INSTRUCTIONS FOR THE TASK
Your answer should repeat every line of the records below in which the word "JSON" appears.

↓

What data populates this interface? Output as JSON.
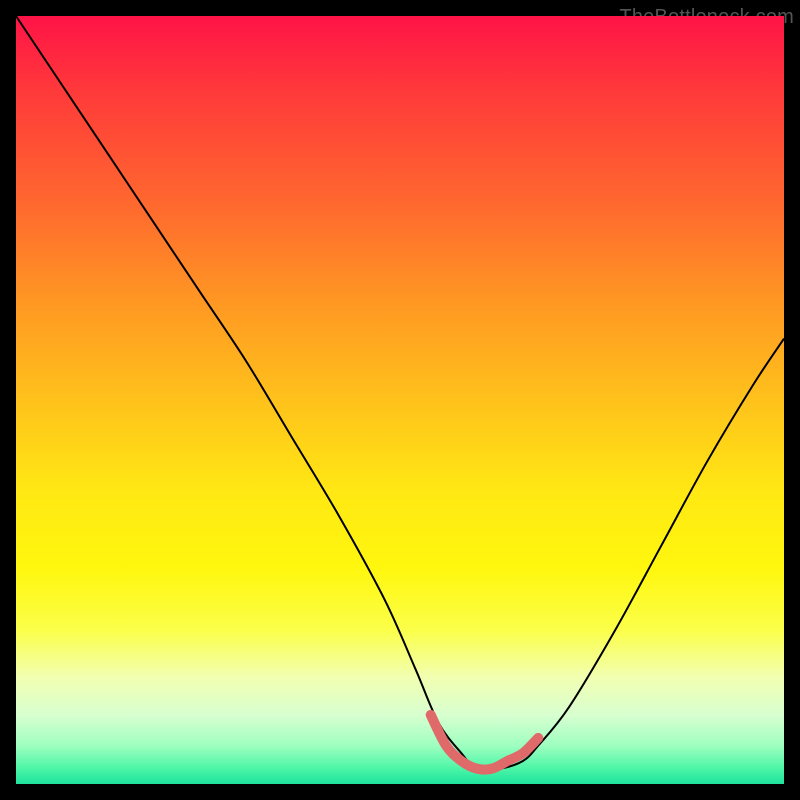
{
  "watermark": "TheBottleneck.com",
  "chart_data": {
    "type": "line",
    "title": "",
    "xlabel": "",
    "ylabel": "",
    "xlim": [
      0,
      100
    ],
    "ylim": [
      0,
      100
    ],
    "legend": [],
    "annotations": [],
    "background": {
      "style": "vertical_gradient",
      "stops": [
        {
          "pos": 0,
          "color": "#ff1347"
        },
        {
          "pos": 25,
          "color": "#ff6a2e"
        },
        {
          "pos": 52,
          "color": "#ffc81a"
        },
        {
          "pos": 72,
          "color": "#fff70e"
        },
        {
          "pos": 91,
          "color": "#d8ffd0"
        },
        {
          "pos": 100,
          "color": "#1de29e"
        }
      ]
    },
    "series": [
      {
        "name": "bottleneck-curve",
        "color": "#000000",
        "stroke_width": 2,
        "x": [
          0,
          6,
          12,
          18,
          24,
          30,
          36,
          42,
          48,
          52,
          55,
          58,
          60,
          63,
          66,
          68,
          72,
          78,
          84,
          90,
          96,
          100
        ],
        "values": [
          100,
          91,
          82,
          73,
          64,
          55,
          45,
          35,
          24,
          15,
          8,
          4,
          2,
          2,
          3,
          5,
          10,
          20,
          31,
          42,
          52,
          58
        ]
      },
      {
        "name": "optimal-zone-marker",
        "color": "#e06a6a",
        "stroke_width": 10,
        "stroke_linecap": "round",
        "x": [
          54,
          56,
          58,
          60,
          62,
          64,
          66,
          68
        ],
        "values": [
          9,
          5,
          3,
          2,
          2,
          3,
          4,
          6
        ]
      }
    ]
  }
}
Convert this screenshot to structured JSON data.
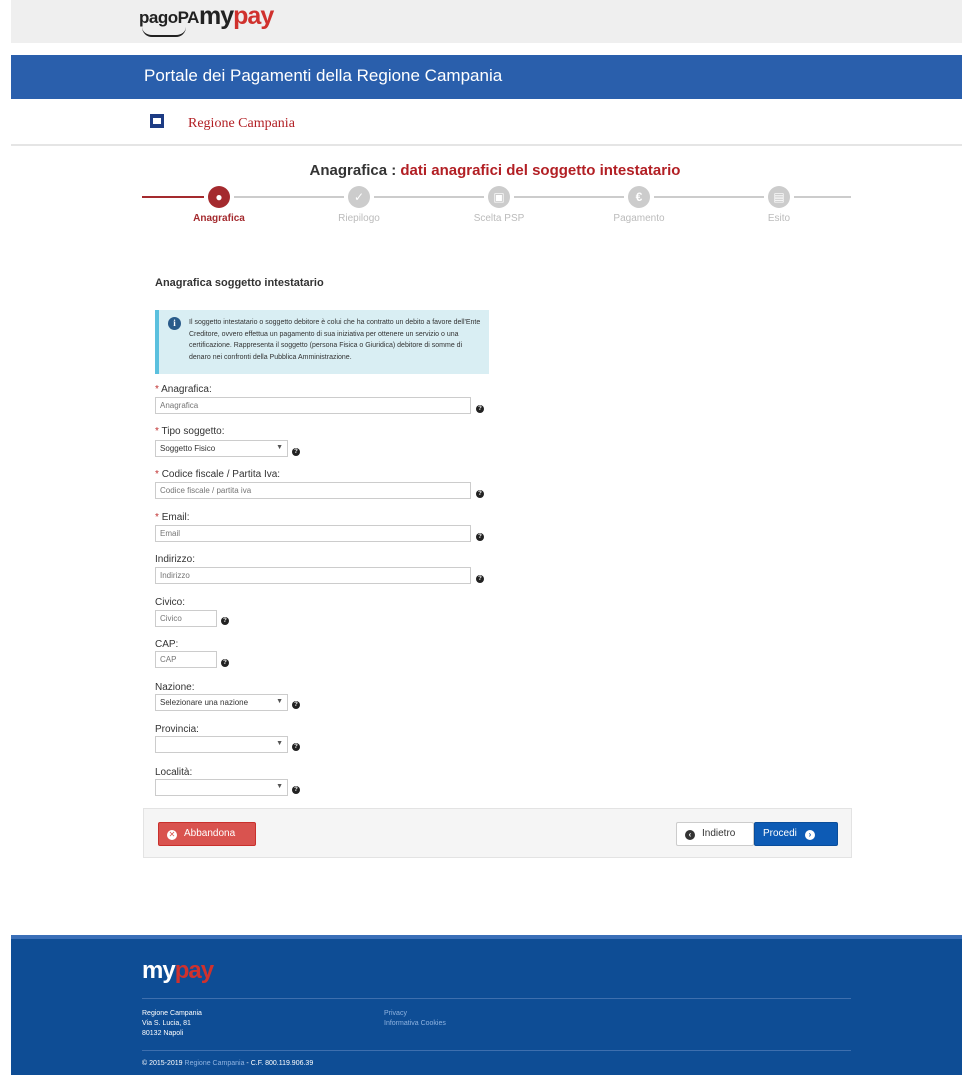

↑

ANSWER BOX
What data populates this interface? Output as JSON.
Convert this screenshot to structured JSON data.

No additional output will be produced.